Gail Diggs, ACC

Aiken City Council member Gail Diggs looks at a fellow City Council member during a work session earlier this year.

Deer god, it's back.

After removing the matter from the agenda last month, the Aiken City Council on Monday evening is set to discuss a code amendment allowing guns to be shot inside city limits if used for permitted and apprised wildlife culls. 

The change would be effective citywide. But the topic was seemingly brought to City Council's attention by the Woodside Plantation Property Owners Association, which has complained of repeated damages to property caused by deer in the gated neighborhood.

Earlier this year, the Woodside Plantation community voted in favor of killing and harvesting deer in the area as a means of thinning the herd and thus hopefully reducing damage.

"Woodside wishes to actively manage our deer herd via the use of sharpshooting," reads a presentation included in City Council's Monday meeting packet. Doing so, though, is currently illegal in the city.

A cull like that in Aiken requires a permit from the S.C. Department of Natural Resources and additionally requires the permit be filed with the Aiken Department of Public Safety, according to amendment language prepared for City Council. Both Public Safety Chief Charles Barranco and the city's attorney, Gary Smith, have signed off on the wording.

City Council member Ed Girardeau has described prospective culls as a "supervised situation" and "not open season." Girardeau's district includes portions of the sprawling Woodside Plantation. Similarly, City Manager Stuart Bedenbaugh has emphasized that a trained, licensed team would handle the operation – not a neighborhood patrol. 

Wildlife management practices are backed by state law.

A deer-spotting survey conducted in September 2018 produced a report stating there was a "high population of deer" throughout the Woodside community.

"A deer population of this density can lead to human/deer conflicts including deer-vehicle accidents and browse damage to landscape plants," reads the report, which was handled by Folk Land Management Inc.

Deer culls are nothing revolutionary in South Carolina. Similar efforts have played out in the Lowcountry, namely around Hilton Head.

That doesn't mean they're not controversial, though.
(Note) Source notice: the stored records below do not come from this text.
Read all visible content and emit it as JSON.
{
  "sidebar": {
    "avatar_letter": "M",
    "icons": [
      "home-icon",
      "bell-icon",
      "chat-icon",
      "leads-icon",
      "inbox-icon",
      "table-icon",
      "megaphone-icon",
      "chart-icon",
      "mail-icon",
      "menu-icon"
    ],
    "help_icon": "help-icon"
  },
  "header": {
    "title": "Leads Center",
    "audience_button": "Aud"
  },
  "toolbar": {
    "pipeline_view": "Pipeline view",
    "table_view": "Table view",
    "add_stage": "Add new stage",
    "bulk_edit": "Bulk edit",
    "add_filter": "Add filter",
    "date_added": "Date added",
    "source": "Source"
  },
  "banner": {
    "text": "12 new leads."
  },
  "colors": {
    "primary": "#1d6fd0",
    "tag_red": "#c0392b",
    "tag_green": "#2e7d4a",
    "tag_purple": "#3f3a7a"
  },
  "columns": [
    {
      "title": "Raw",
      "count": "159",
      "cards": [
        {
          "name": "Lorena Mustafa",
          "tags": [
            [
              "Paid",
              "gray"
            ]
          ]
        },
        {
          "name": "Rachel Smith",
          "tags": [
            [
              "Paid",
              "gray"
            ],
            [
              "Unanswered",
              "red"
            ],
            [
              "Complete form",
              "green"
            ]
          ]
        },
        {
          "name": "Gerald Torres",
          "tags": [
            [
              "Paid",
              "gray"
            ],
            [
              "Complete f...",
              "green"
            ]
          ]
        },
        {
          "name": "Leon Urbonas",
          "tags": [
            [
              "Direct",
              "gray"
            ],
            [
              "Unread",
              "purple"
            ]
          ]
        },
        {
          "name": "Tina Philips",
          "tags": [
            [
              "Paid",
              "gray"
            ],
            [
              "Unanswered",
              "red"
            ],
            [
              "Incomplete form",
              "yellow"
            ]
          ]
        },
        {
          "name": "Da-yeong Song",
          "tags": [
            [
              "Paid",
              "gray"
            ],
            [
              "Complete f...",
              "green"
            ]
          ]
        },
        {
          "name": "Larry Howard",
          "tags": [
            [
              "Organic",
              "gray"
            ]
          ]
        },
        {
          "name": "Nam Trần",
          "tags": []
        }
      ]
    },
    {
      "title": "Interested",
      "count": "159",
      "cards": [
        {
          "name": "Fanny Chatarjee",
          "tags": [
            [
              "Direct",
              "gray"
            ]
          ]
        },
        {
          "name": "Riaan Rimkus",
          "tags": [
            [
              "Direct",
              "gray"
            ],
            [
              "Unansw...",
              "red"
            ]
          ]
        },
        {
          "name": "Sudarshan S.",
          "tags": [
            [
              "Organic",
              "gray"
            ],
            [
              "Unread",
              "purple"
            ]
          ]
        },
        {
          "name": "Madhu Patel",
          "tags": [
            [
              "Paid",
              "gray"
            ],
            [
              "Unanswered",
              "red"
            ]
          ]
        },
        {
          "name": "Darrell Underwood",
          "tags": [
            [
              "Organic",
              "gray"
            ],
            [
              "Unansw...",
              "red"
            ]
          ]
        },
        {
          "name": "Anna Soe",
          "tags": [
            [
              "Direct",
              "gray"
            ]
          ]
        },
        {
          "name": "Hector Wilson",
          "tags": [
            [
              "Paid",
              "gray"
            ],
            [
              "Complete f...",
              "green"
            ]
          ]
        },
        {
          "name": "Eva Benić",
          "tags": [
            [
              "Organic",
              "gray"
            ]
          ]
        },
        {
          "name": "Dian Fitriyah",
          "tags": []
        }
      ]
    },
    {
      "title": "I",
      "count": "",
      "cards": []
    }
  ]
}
Talk of the potential change has sparked heated debates on social media, among other public forums.

City Council meets at the Municipal Building, 214 Park Ave. S.W. A work session to discuss the cull-enabling amendment will be held after an executive session, which starts at 5 p.m.

City Council member Andrea Gregory requested the work session.

City Council's regular meeting begins at 7 p.m.

Colin Demarest covers the Savannah River Site, the U.S. Department of Energy, the National Nuclear Security Administration and government in general. Follow him on Twitter: @demarest_colin